James Bray owned land nearby in Middle Plantation by the 1650s, and Quarterpath Road probably began as a horse path to one of Bray’s quarters or farm units. Over the years, the road was improved; it extended to Col. Lewis Burwell’s landing on the James River by the early eighteenth century. As Williamsburg grew, Quarterpath Road became one of the principal routes by which travelers and trade goods were brought into the colonial capital.
Very little remains in Williamsburg in regard to defenses during the Civil War. Quarterpath Road shows the placement of a Confederate line, however (Konstam, 91). It was located within site of one confederate fort named Fort Magruder. It was a highly defensible point which also had a view over the point where York and Hampton Roads met. The Confederate troops had set up earthworks of a sort to aid in defense, but the area had revolutionary works still remaining from years past. There were issues, though, such as the possibility of Williamsburg being completely bypassed via the James River (Dubbs, 69).
General Magruder, of the fort, had requested for both reinforcements and a blockade of the James River with sunken ships. The second request did not happen, but Magruder and the Confederates did gain some reinforcements, as did the Federal troops under McClellan. Over the course of one month, the numbers of the Confederate and Union troops would increase to roughly 54,000 and 112,000 men, respectively. A series of small skirmishes would take place over the entirety of the Hampton Roads and Yorktown areas (Dubbs, 69-87). It was more or less a Union victory.

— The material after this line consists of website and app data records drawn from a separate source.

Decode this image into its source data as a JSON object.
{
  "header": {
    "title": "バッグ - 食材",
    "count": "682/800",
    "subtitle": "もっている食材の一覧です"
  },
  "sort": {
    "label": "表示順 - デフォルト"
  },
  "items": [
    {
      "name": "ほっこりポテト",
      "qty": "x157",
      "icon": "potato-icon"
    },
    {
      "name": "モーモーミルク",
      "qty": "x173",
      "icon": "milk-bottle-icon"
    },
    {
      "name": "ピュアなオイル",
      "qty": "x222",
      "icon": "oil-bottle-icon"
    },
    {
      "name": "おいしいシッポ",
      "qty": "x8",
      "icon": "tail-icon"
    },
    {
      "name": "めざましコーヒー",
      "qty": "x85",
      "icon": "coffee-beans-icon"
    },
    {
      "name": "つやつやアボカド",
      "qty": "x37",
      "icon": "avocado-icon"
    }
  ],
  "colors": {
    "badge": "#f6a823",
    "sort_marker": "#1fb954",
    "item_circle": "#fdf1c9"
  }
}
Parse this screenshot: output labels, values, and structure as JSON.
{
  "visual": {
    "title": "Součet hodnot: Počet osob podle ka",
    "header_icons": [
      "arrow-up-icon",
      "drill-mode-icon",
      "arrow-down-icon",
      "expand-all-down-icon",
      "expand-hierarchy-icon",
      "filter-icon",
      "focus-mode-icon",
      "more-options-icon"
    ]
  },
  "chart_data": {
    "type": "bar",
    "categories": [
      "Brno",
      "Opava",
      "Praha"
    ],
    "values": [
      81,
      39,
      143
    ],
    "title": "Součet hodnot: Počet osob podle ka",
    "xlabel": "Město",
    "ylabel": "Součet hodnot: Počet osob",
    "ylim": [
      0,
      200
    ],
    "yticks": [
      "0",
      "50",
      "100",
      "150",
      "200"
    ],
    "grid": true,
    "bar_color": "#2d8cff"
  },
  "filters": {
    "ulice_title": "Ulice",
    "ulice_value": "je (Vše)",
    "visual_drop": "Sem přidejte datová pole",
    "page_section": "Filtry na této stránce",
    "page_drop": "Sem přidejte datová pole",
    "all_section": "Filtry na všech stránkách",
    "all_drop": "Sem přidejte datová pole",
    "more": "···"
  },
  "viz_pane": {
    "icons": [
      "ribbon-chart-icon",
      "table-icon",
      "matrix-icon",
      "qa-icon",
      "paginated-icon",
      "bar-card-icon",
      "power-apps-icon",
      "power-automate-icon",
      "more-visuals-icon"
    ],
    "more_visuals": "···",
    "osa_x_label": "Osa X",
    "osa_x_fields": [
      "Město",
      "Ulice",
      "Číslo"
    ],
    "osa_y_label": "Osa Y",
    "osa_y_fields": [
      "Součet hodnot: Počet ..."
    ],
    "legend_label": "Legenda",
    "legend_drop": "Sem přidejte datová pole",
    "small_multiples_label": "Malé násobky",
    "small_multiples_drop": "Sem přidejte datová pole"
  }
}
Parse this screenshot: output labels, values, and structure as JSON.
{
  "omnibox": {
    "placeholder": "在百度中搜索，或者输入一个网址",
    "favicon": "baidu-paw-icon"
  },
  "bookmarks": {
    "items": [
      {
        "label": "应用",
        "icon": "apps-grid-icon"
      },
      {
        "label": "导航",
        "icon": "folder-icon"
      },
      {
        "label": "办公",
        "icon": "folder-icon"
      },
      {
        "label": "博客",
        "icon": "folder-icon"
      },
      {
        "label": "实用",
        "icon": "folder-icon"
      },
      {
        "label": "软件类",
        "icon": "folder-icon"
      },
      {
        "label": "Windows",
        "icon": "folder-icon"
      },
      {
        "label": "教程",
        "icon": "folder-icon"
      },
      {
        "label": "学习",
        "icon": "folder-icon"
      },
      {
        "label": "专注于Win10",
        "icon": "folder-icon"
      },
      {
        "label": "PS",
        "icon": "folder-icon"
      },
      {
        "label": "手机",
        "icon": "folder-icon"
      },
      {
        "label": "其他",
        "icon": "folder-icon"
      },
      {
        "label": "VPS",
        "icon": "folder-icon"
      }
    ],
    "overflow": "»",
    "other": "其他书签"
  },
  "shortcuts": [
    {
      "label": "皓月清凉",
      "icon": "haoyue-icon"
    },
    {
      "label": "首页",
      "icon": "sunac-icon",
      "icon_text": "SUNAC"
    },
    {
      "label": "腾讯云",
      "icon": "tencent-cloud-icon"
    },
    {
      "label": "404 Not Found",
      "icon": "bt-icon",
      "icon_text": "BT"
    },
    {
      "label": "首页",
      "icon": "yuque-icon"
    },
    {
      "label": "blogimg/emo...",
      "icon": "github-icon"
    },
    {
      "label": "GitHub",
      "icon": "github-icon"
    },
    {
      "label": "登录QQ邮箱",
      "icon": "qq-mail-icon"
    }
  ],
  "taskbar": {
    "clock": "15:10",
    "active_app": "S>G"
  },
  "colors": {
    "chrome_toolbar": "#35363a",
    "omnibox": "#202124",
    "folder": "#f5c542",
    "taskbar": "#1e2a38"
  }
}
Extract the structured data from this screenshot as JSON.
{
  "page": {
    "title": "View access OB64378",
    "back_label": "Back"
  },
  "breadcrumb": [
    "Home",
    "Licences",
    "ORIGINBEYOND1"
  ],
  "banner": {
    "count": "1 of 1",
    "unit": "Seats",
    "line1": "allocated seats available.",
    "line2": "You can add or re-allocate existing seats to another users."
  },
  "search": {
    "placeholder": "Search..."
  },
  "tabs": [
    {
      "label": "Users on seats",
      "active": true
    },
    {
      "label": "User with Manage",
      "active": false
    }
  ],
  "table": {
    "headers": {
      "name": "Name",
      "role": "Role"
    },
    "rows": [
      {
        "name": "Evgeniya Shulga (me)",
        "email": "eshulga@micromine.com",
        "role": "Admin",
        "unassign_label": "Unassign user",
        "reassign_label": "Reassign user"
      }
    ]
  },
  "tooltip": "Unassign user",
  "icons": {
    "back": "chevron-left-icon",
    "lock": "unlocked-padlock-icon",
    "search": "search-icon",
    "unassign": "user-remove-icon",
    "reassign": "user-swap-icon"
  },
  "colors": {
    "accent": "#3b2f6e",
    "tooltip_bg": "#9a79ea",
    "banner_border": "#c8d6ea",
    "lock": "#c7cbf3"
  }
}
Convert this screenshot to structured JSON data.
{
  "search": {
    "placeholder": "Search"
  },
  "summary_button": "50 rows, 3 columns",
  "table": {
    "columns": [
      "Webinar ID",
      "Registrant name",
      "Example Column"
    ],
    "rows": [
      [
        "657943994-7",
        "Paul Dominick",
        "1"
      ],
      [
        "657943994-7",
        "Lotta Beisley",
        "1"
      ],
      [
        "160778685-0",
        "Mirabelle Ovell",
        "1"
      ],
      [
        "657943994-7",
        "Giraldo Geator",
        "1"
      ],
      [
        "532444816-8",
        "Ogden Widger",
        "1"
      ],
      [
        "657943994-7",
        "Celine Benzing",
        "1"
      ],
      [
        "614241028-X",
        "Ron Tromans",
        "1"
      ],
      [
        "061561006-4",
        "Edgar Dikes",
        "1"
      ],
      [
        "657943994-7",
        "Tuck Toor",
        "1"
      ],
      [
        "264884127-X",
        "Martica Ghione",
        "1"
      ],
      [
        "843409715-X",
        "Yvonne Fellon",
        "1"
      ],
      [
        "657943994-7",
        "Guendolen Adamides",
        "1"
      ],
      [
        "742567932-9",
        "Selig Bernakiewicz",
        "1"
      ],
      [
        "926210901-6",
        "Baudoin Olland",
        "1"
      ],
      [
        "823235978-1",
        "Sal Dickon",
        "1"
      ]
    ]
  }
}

Middle Plantation was also an important place, though not for the same reasons. With the burning down of Jamestown when Nathaniel Bacon and his followers left, Virginia’s General Assembly met several times at the Middle Plantation. Of the members, one was James Bray whom served as a councilor that died in 1692. Two other major things that came about in Middle Plantation include the Bruton Parish Church, as well as the College of William and Mary (Morgan, 24).
Dubbs, Carol K. Defend This Old Town: Williamsburg During the Civil War. Baton Rouge: Louisiana State Press, 2002.
Konstam, Angus. Fair Oaks 1862. McClellan’s Peninsula Campaign. Oxford: Osprey Publishing, 2003.
Morgan, Timothy E. Williamsburg: A City That History Made. Charleston: Arcadia Publishing, 2004.
“Depiction of a fight at Fort Magruder,” CWDG Online, http://cwdgonline.org (accessed May 2, 2012).
“Field school students excavating near a brick chimney foundation at the Quarterpath Road site,” The African Diaspora Archaeology Network, www.diaspora.uiuc.edu (accessed May 2, 2012).
Historical Marker “Quarterpath Road W-42,” courtesy of Lindsey Smith, 2012.